Aviator and polar explorer Richard Evelyn Byrd, Jr. (1888-1957) was born on this day in the small town of Winchester, Virginia, along the Appalachian Mountains. His father was a respected historian and country lawyer.
Driven by a quest for adventure, at age 12 young Richard traveled by ship to the Philippines and began to dream of visiting the North Pole. A 1912 Annapolis graduate with a passion for flight, he served in World War I and helped create the Navy Bureau of Aeronautics in 1919.
"A static hero is a public liability. Progress grows out of motion," he observed.
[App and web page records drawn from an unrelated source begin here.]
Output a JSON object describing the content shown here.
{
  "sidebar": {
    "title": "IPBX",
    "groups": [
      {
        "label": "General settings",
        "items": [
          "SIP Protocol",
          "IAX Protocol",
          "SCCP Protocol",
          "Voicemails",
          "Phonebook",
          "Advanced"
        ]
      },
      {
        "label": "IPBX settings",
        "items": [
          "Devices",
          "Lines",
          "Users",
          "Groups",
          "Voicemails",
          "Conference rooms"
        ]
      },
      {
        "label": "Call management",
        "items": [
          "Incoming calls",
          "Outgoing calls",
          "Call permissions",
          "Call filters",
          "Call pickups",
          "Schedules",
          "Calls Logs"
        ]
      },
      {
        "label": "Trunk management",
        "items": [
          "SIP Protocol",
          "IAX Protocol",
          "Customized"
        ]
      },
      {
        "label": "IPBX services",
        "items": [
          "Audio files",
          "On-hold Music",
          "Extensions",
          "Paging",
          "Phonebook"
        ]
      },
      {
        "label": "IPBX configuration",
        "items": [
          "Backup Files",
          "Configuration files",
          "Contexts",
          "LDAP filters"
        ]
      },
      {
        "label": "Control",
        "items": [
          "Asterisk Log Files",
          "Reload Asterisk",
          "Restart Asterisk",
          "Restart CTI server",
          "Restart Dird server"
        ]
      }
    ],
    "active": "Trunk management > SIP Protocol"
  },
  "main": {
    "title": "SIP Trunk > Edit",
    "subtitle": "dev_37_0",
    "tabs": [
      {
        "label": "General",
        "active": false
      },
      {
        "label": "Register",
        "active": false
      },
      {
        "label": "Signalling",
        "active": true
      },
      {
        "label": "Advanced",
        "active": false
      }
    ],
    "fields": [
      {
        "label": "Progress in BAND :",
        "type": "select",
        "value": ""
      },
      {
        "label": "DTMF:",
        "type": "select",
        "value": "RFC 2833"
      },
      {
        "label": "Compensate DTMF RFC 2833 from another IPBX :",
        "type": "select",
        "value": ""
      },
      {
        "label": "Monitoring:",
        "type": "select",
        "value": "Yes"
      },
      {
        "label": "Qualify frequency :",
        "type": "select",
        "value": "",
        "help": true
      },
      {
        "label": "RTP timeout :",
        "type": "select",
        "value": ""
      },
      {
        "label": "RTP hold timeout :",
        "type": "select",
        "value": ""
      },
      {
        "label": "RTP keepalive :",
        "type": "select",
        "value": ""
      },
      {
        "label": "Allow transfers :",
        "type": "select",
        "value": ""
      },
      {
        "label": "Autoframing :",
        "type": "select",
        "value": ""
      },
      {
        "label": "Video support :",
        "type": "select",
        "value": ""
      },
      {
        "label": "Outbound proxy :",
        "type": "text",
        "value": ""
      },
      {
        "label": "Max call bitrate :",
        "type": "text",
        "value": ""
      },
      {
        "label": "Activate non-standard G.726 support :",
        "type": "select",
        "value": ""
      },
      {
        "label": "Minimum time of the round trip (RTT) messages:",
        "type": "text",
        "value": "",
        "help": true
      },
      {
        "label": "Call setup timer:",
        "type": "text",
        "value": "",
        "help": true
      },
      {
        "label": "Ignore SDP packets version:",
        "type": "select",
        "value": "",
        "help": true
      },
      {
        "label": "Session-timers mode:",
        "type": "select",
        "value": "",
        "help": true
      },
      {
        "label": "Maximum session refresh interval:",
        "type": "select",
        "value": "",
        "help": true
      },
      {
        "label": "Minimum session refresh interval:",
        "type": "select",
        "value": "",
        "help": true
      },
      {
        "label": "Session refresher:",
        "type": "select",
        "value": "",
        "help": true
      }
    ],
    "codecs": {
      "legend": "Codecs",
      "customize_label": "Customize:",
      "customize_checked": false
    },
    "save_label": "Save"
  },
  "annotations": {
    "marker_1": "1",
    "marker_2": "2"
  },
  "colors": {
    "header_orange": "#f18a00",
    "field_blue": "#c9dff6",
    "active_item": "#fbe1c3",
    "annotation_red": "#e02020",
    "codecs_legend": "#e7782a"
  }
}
Byrd became an international hero by piloting the first flight over the North Pole in 1926, an unprecedented accomplishment that celebrated his vision and tenacity. This spirit would lead him through the rest of his life.
In 1928--along with his dog, Igloo--he made his first of many expeditions to Antarctica, naming his base Little America. In 1930, he flew to and from the South Pole in just under 19 hours.
Byrd was a man of courage who found peace in solitude. Alone through a grueling Antarctic winter he wrote, "Thoughts of life and the nature of things flow smoothly, so smoothly and so naturally as to create an illusion that one is swimming harmoniously in the broad current of the cosmos."
"Few men during their lifetime comes anywhere near exhausting the resources dwelling within them," he added. "There are deep wells of strength that are never used."
Celebrate your holy dispensability!